• **Problem details**
Give the lines below again, exactly as they stand, and leave out the images.

:: Entries shown ::

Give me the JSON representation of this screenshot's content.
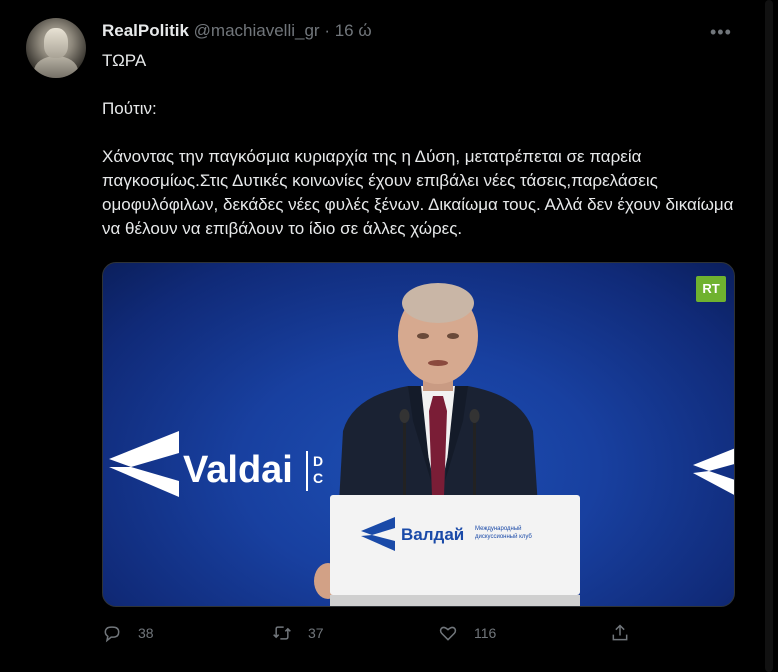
{
  "tweet": {
    "display_name": "RealPolitik",
    "handle": "@machiavelli_gr",
    "separator": "·",
    "time": "16 ώ",
    "more_icon": "more-horizontal-icon",
    "text_lines": [
      "ΤΩΡΑ",
      "",
      "Πούτιν:",
      "",
      "Χάνοντας την παγκόσμια κυριαρχία της η Δύση, μετατρέπεται σε παρεία παγκοσμίως.Στις Δυτικές κοινωνίες έχουν επιβάλει νέες τάσεις,παρελάσεις ομοφυλόφιλων, δεκάδες νέες φυλές ξένων. Δικαίωμα τους. Αλλά δεν έχουν δικαίωμα να θέλουν να επιβάλουν το ίδιο σε άλλες χώρες."
    ]
  },
  "media": {
    "channel_logo": "RT",
    "background_brand": "Valdai",
    "background_small": [
      "D",
      "C"
    ],
    "podium_brand": "Валдай",
    "podium_subtitle": [
      "Международный",
      "дискуссионный клуб"
    ]
  },
  "actions": {
    "reply": {
      "icon": "reply-icon",
      "count": "38"
    },
    "retweet": {
      "icon": "retweet-icon",
      "count": "37"
    },
    "like": {
      "icon": "like-icon",
      "count": "116"
    },
    "share": {
      "icon": "share-icon"
    }
  },
  "colors": {
    "background": "#000000",
    "text": "#e7e9ea",
    "muted": "#71767b",
    "border": "#2f3336",
    "rt_green": "#6fb22f"
  }
}
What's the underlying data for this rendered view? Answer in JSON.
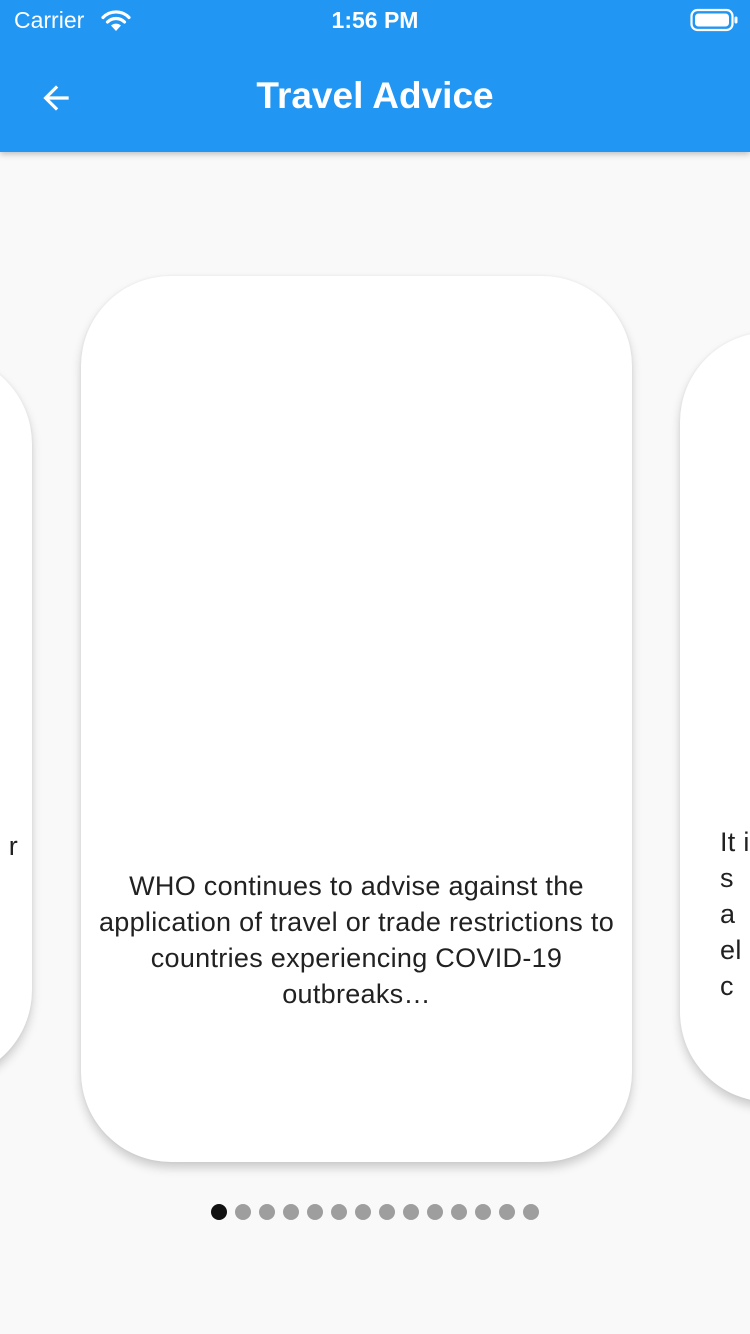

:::

• **Result of the exercise**
Give me the JSON representation of this screenshot's content.
{
  "tweet": {
    "display_name": "RealPolitik",
    "handle": "@machiavelli_gr",
    "separator": "·",
    "time": "16 ώ",
    "more_icon": "more-horizontal-icon",
    "text_lines": [
      "ΤΩΡΑ",
      "",
      "Πούτιν:",
      "",
      "Χάνοντας την παγκόσμια κυριαρχία της η Δύση, μετατρέπεται σε παρεία παγκοσμίως.Στις Δυτικές κοινωνίες έχουν επιβάλει νέες τάσεις,παρελάσεις ομοφυλόφιλων, δεκάδες νέες φυλές ξένων. Δικαίωμα τους. Αλλά δεν έχουν δικαίωμα να θέλουν να επιβάλουν το ίδιο σε άλλες χώρες."
    ]
  },
  "media": {
    "channel_logo": "RT",
    "background_brand": "Valdai",
    "background_small": [
      "D",
      "C"
    ],
    "podium_brand": "Валдай",
    "podium_subtitle": [
      "Международный",
      "дискуссионный клуб"
    ]
  },
  "actions": {
    "reply": {
      "icon": "reply-icon",
      "count": "38"
    },
    "retweet": {
      "icon": "retweet-icon",
      "count": "37"
    },
    "like": {
      "icon": "like-icon",
      "count": "116"
    },
    "share": {
      "icon": "share-icon"
    }
  },
  "colors": {
    "background": "#000000",
    "text": "#e7e9ea",
    "muted": "#71767b",
    "border": "#2f3336",
    "rt_green": "#6fb22f"
  }
}
What's the underlying data for this rendered view? Answer in JSON.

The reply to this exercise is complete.